Structural Biochemistry/Methotrexate

From Wikibooks, open books for an open world
< Structural Biochemistry
Jump to: navigation, search

Methotrexate

Description[edit]

Methotrexate C20H22N8O5

An chemotherapy drug used to treat cancer patients with immunosuppressant properties. It is an inhibitor of dihydrofolate reductase, which helps with the formation of RNA. It also inhibits thymidilate synthetase, which is necessary for synthesis of DNA.

Usage[edit]

Oral form of Methotrexate

Methotrexate is used as a treatment for breast, head and neck, lung, stomach, and esophagus cancers, Acute lymphoblastic leukemia (ALL), non-Hodgkin's lymphoma (NHL), gestational trophoblastic cancer, and mycosis fungoides (cutaneous T-cell lymphoma). Methotrexate is given:

  • As an infusion into the vein
  • As an injection into the muscle
  • Another method it is given is by intraventricular or intrathecal infusion in which it is infused directly into the spinal fluid.
  • AS oral form

Side effects[edit]

  • Low blood counts
  • Mouth sores
  • Nausea and vomiting
  • Kidney toxicity
  • Skin rash, reddening of the skin
  • Diarrhea
  • Hair loss
  • Eye irritation
  • Loss of fertility

Mechanism of Action[edit]

Mechanism of how Methotrexate inhibits cell growth by competing with folic acid

Cancerous cells differ from normal cells in their cell division. When normal cells come in contact with cells that are identical to them, they stop dividing. This mechanism is known as contact inhibition. Cancerous cells do not have this ability. Cancer cells have no limit in cell division, which leads to the formation of tumor. Similar to normal cells, cancerous cells also go through a cell cycle, which consists of a resting phase, active growing phases, and mitosis.

Chemotherapy is able to kill cancer cells by damaging the DNA or RNA that are responsible for cell division. If the cancer cells cannot divide, the tumor will shrink. Chemotherapy drugs can be effective to dividing cells, which are called cell-cycle specific; or to cells that are at rest, which are called cell-cycle non-specific. Chemotherapy schedule is assigned based on the type of cancer cells and the rate at which they are dividing.

However, chemotherapy drugs cannot distinguish between the cancerous cells and the normal cells, which leads to the side effects. The normal cells most commonly affected by chemotherapy are the blood cells, the cells in the mouth, stomach, and the hair follicles; resulting in low blood counts, mouth sores, nausea, diarrhea, and/or hair loss.

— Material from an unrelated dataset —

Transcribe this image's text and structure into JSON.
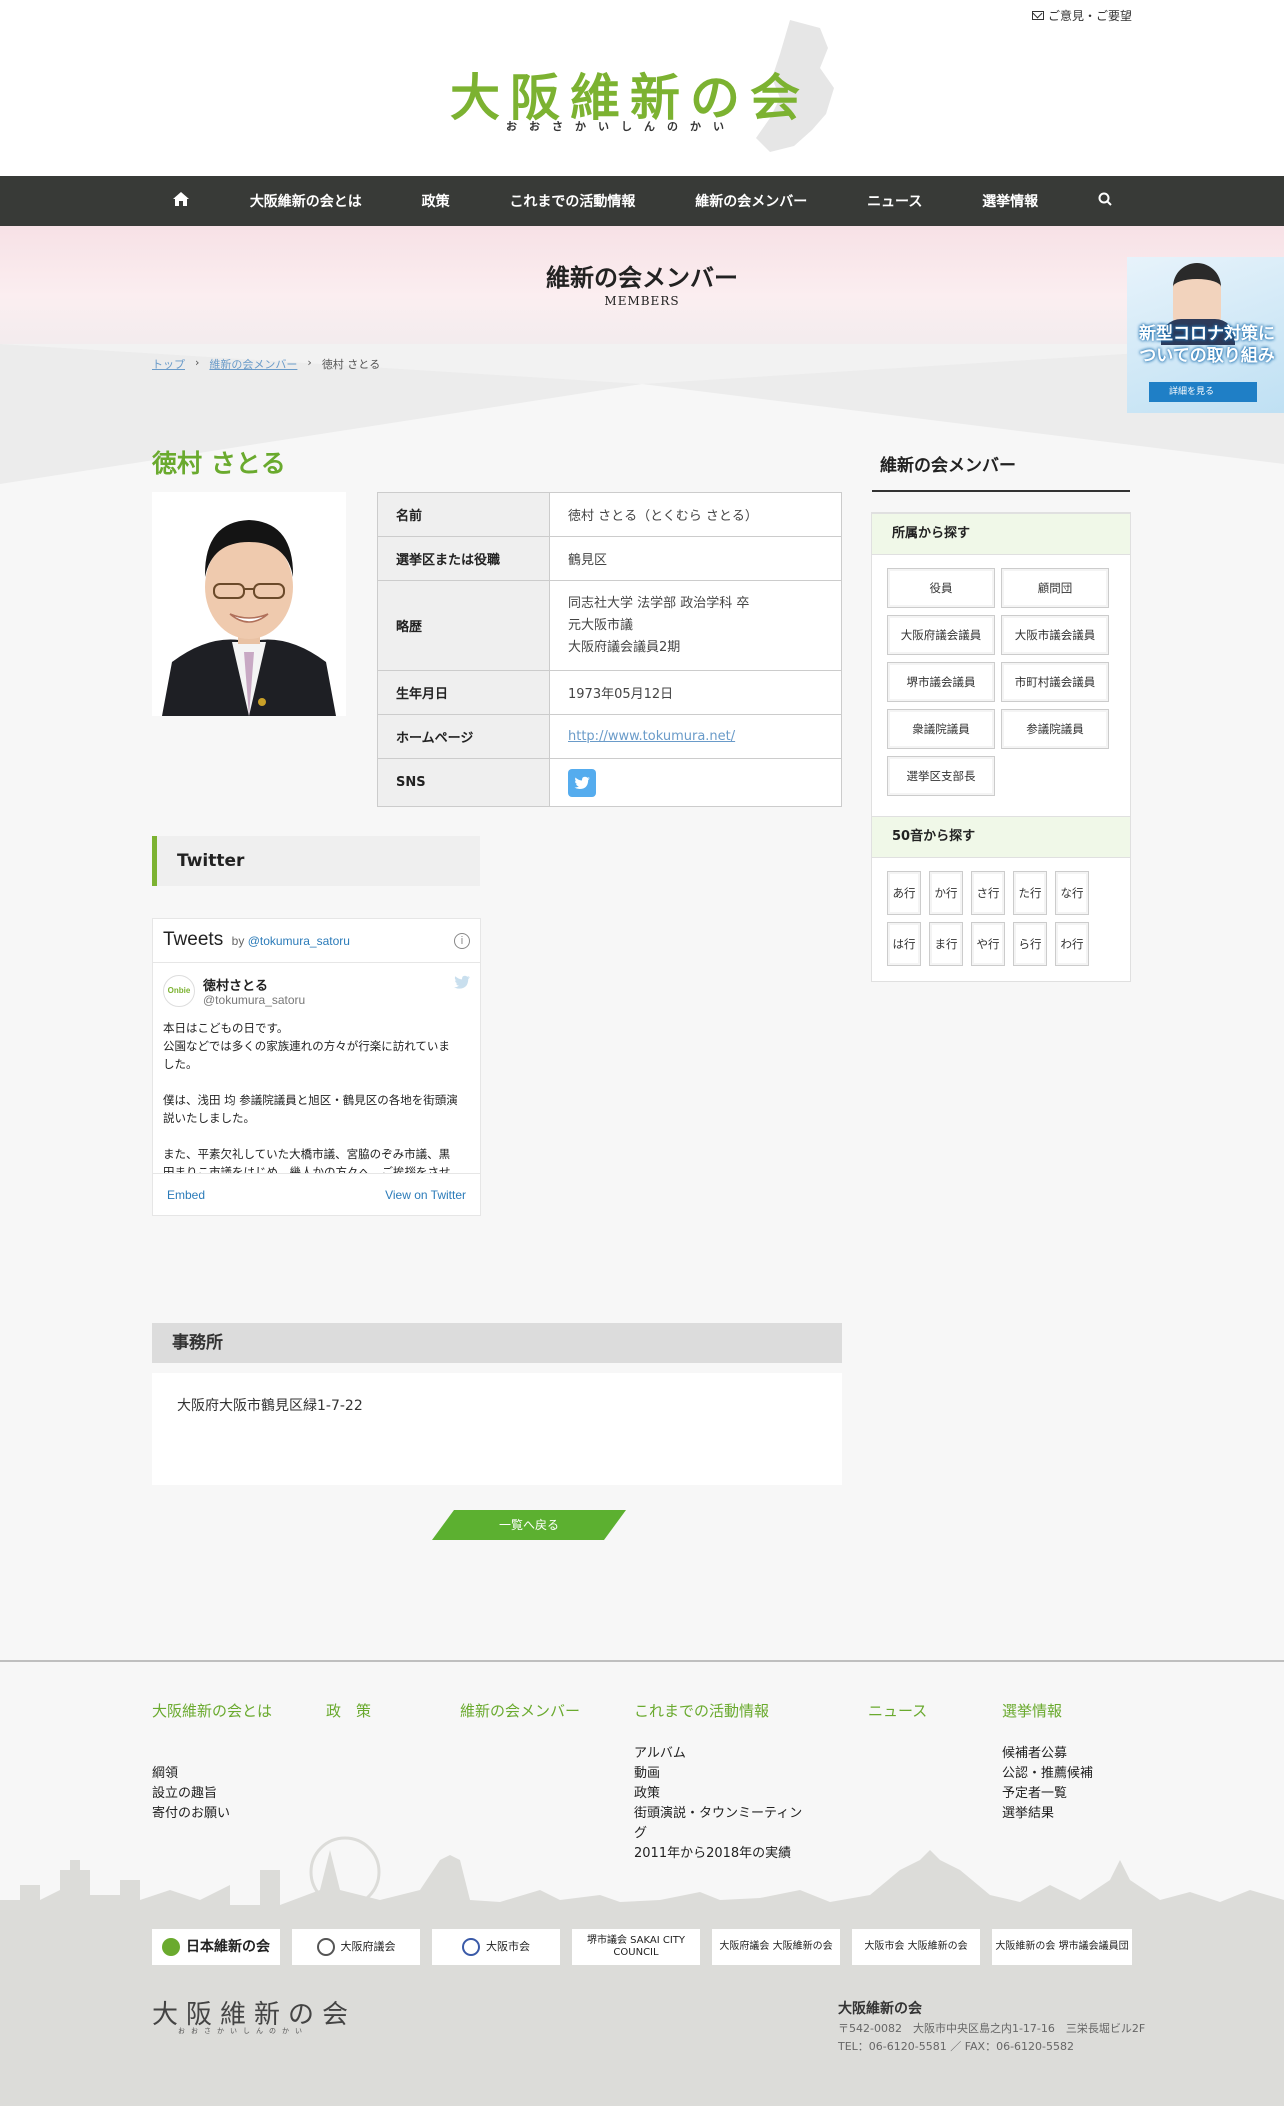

Methotrexate are classified as antimetabolites. Antimetabolites are very similar to normal cellular materials. When antimetabolites are taken into the cellular metabolism, they will compete with the normal cellular materials and inhibits certain pathways and eventually cell divison. Methotrexate achieve its chemotherapeutic effect by being able to compete with folic acid in cancer cells, which results in folic acid deficiency in the cells and causing their death. Methotrexate also competes with folic acid in normal cells and causes significant side effects such as low blood cell counts, hair loss, mouth sores, diarrhea, liver, lung, nerve and kidney damage.

Methotrexate’s chemotherapeutic effects are a result of its ability to limit DNA and RNA synthesis by inhibiting dihydrofolate reductase and thymidylate synthetase. It enters cells through an active transport system used by folic acid. Methotrexate will then undergo polyglumatation. MTXGlu is even more effective in inhibits the enzymes. The enzyme Dihydrofolate Reductase maintains the level of reduced folic acid by reducing dihydrofolic acid which has been produced during thymidylate synthesis. Dihydrofolate reductase reduces folic acid to tetrahydrofolate, an essential co-factor in the synthesis of purine nucleotides.

Reference[edit]

"Methotrexate." Scott Hamilton CARES Initiative. N.p.. Web. 21 Nov 2012. <http://chemocare.com/chemotherapy/drug-info/Methotrexate.aspx>

Tian, Henghe, and Bruce N. Cronstein. "Bulletin of the NYU Hospital for Joint Diseases." Bulletin of the NYU Hospital for Joint Diseases. 65.3 (2007): 168-73. Print.

Brigitte C. Widemanna, Peter C. Adamson b. Understanding and Managing Methotrexate Nephrotoxicity Pediatric Oncology 2006;11;694-703.